When I had ordered the mask kit from Ames I also asked about the red Pontiac insert in the center wheel caps.  They didn't have a record of a part number for it. I asked about the entire center cap, and apparently its been discontinued.  To make mine red again I used a red sharpie ($0.95), that I spotted as I was checking out after buying some tools at OSH.


Now, about the colors. Despite being armed with known good Duplicolor Paint Numbers that would match the original OEM paints, Nobody locally had them in stock. To order them online would have meant waiting at least five to seven days for them to come via ground.  I settled on the Duplicolor paints above because they were, in stock, close enough to the hues I was after, and I was willing to sacrifice correctness for getting the wheels painted and having the car off the jack stands by the following weekend when my dad comes to visit.  A rolling running car is a lot more interesting than one on Jackstands.  And ultimately my plan is to replace the wheels anyway with some 18x8".  So they just needed to look decent, I didn't need correct. A Pontiac enthusiast will immediately be able to detect that these paints are highly metallic and the graphite is not a dark charcoal, and they are most certainly not correct.  But they do look good.

I am not an expert, and certainly won't be winning any concourse awards for my handiwork, but I'll give you the benefit of my limited wheel painting experience.

If I were to do this again, I would definitely have them sandblasted, I tried cleaning them with a 2000 psi power-washer, which was a waste of time, have them blasted.  I used Maas Bros Powder Coating, and I found that if I had allotted enough time for them to do it, they could have powder coated the wheels in the correct Silver/Argent for $50/wheel.  I thought that was expensive at the time, but considering it took me from 6am to 9pm, and a couple hours the next day to prep, prime, and paint these wheels it now seems like a bargain.

Have a work area in mind first.  Working on the wheels is a lot easier if you can do them all in the same stages.  My workbench couldn't hold more than three wheels at a time, so I had to do them in shifts.  I would make sure I had enough room to do all five wheels on a bench with at least a wheels space between any of the wheels. (All I needed to do was throw a longer 3/4 or 1" plywood board over my sawhorses, if I had thought about it ahead of time)

Do it indoors if you can, I did mine outdoors, and I had to pick out debris that was blown in from the trees. (It's also easier to paint by light if you are indoors) I on the other hand was outside at 9pm when it was pitch dark with my LED headlamp and work-light painting a dark graphite color.

Just mask them yourselves, and don't use the stupid tape with plastic dropcloth that you can buy at OSH it will not stick, or it'll stick to itself, trust me, just throw it away it'll cause you less frustration there. Mask it with auto-masking tape and newspaper and keep your sanity, don't bother with the silly mailing label masks.

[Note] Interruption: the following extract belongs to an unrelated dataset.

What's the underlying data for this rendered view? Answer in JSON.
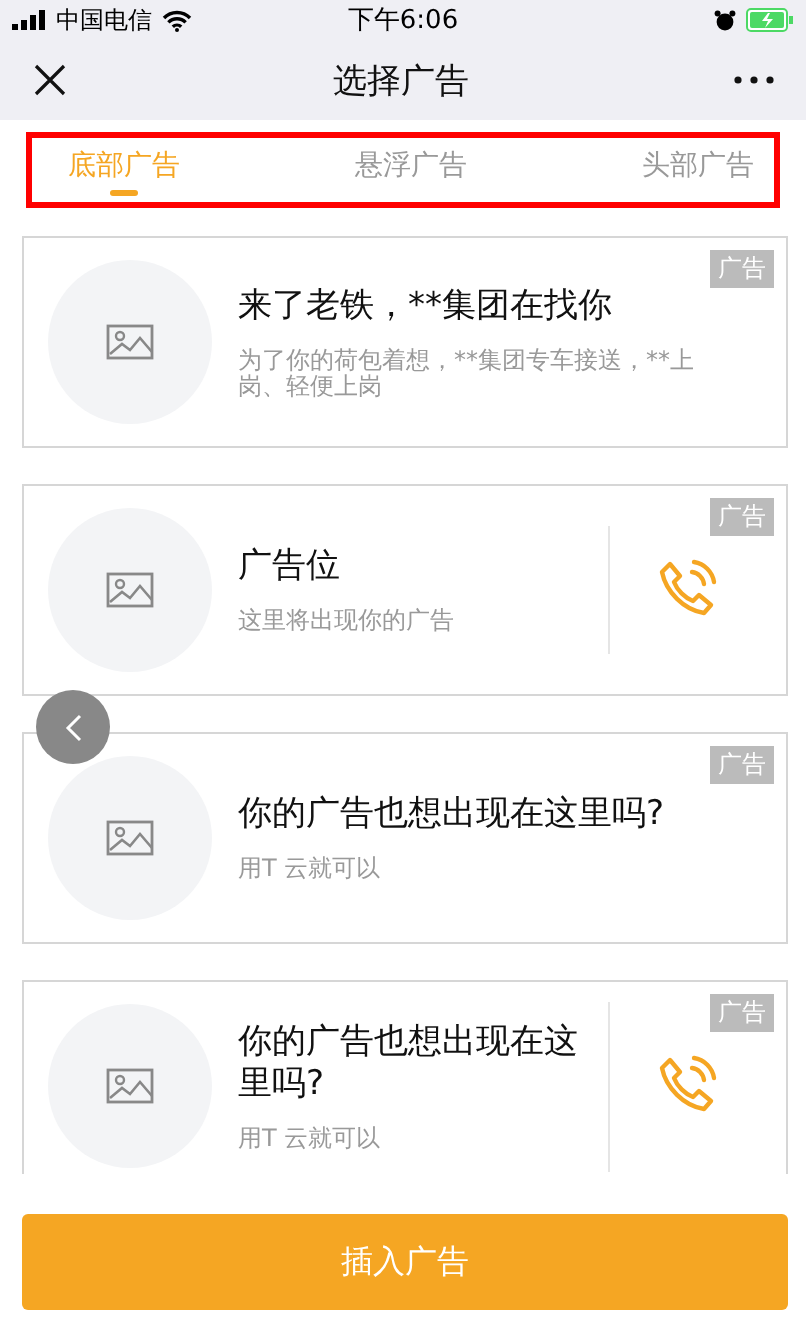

If I were to do my cylinder column again, I would use a posterboard, and cut it very accurately. I'd also cut one for each wheel, because using only one form for all wheels it began accumulating paint on the form, and was about to start to run paint down into the work area.  You only need a cylinder about 5" tall, any taller then it starts making the only angle you can spray the paint, almost straight down.

Oh which brings me to my last annoyance.


When I remounted my wheels and was going on my first test drive, something was rubbing, majorly. It turns out that the new way to balance a tire is to install these flat lead weights that are mounted on double sticky tape on the inside of the wheel. WTF?!  And they were hitting my brake calipers on the front. I dismounted the wheels and had to cut them out. I've got to drive it to the shop that did the balancing and make them do it again on all wheels to make sure I can rotate the tires.

My last lesson learned so far: The valve stems are too short once the chrome covers go on, I guess I should have known this and made sure the shop put on longer ones.  Shouldn't the shop have known this?  They are common wheels, they knew exactly what kind of car I had even if they couldn't see it.

But the wheels and that BFG rubber, look good; so in the end, it'll have been worth it.